Diane Schmidt of Delano has been sitting in a hotel room in Mexico since Thursday, unable to leave.
"This could be a long week and a half if I really have to stay that long," Schmidt said.
On March 27, Schmidt flew to Playa Del Carmen for her daughter's senior trip. They were joined by two other moms and their daughters. Another mom chose to get tested before leaving and ended up being positive for COVID-19; she and her daughter stayed home.
Schmidt is a nurse practitioner at Children's Minnesota and has been fully vaccinated since the beginning of January. Even so, she opted to get the hotel's COVID insurance. The $30 insurance covers a person's stay at the hotel for an additional 14 days, including a room and food.
"Now I'm really glad I signed that paper," Schmidt said.
It started on Monday when Schmidt started experiencing a sore throat. Tuesday she developed a bit of a cough.
"But it wasn't bad and, again, I just thought I was sleeping with the air conditioner on," Schmidt recalled.
Wednesday she had some sinus pressure but still did not think it was COVID. On Thursday, she took a COVID-19 test in preparation for her flight on Saturday. Since the end of January, the Centers for Disease Control has required travelers flying to the U.S. from a foreign country to get tested no more than three days before their flight departs. Passengers must show proof of a negative test before boarding the flight.
Not even five minutes after taking the test, Schmidt received a call that she had tested positive. She's been quarantined ever since. Schmidt said it's likely she contracted the virus while on the flight, even though she took precautions like wearing a medical grade mask.
More than 1.8 million Minnesotans have received at least one vaccine dose. As of April 2, the Minnesota Department of Health has identified 222 vaccine "breakthrough" cases. While it is still possible to contract the virus after receiving a vaccine, the current vaccines are highly effective at preventing people against severe disease. According to the CDC, there is a growing body of evidence suggesting that fully vaccinated people are less likely to have asymptomatic infection and potentially less likely to transmit SARS-CoV-2 to others.
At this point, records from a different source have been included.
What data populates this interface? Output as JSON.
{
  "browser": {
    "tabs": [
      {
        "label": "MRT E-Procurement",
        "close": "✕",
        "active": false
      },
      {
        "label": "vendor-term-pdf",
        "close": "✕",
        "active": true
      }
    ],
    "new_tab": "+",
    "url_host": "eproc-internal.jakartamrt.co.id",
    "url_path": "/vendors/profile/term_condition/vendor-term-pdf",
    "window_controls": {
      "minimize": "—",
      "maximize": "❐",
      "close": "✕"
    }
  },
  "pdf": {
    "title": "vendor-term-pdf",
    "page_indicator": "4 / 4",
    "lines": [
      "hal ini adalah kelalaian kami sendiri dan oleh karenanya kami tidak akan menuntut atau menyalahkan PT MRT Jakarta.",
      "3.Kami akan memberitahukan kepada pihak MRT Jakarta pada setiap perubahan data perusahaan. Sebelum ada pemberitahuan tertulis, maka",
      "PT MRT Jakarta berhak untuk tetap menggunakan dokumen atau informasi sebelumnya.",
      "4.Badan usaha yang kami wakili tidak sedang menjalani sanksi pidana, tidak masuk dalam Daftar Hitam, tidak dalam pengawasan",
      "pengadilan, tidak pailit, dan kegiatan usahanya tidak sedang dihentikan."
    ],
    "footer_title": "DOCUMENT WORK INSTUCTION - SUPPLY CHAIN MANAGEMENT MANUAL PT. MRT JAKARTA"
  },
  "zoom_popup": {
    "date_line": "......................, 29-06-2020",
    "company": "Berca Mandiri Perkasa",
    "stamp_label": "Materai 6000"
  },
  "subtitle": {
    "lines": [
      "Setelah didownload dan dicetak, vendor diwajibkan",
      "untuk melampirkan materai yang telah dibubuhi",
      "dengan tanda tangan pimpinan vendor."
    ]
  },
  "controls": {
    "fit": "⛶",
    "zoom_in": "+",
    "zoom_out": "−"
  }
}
Schmidt was the only vaccinated one in her group, yet no one else tested positive.
"My case is definitely an outlier. I would still highly recommend the vaccine," Schmidt said.
But Schmidt hopes sharing her story will help other people who are considering travel. The CDC recently updated its travel guidance for fully vaccinated people, saying they can travel in the U.S. and abroad.
"You have to be aware that quarantine is very realistic and it's very possible that you may end up here. It's a very small room. They literally have a guard standing outside my door 24/7. You cannot leave... Do you have the patience to be able to do that? And is that vacation worth it, should you end up in quarantine?" Schmidt said.
The CDC said fully vaccinated people can travel within the United States without needing COVID testing or post-travel self-quarantine as long as they continue to take COVID-19 precautions while traveling.
"I would get tested before travel. Plan that it's very possible you could test positive," Schmidt said.
Schmidt said a doctor is planning to stop by Tuesday to test her again. Every time she takes a COVID test it costs about $100.
"You could test positive and you could get it, and now I'm looking at being here potentially 19 days after my arrival," Schmidt said.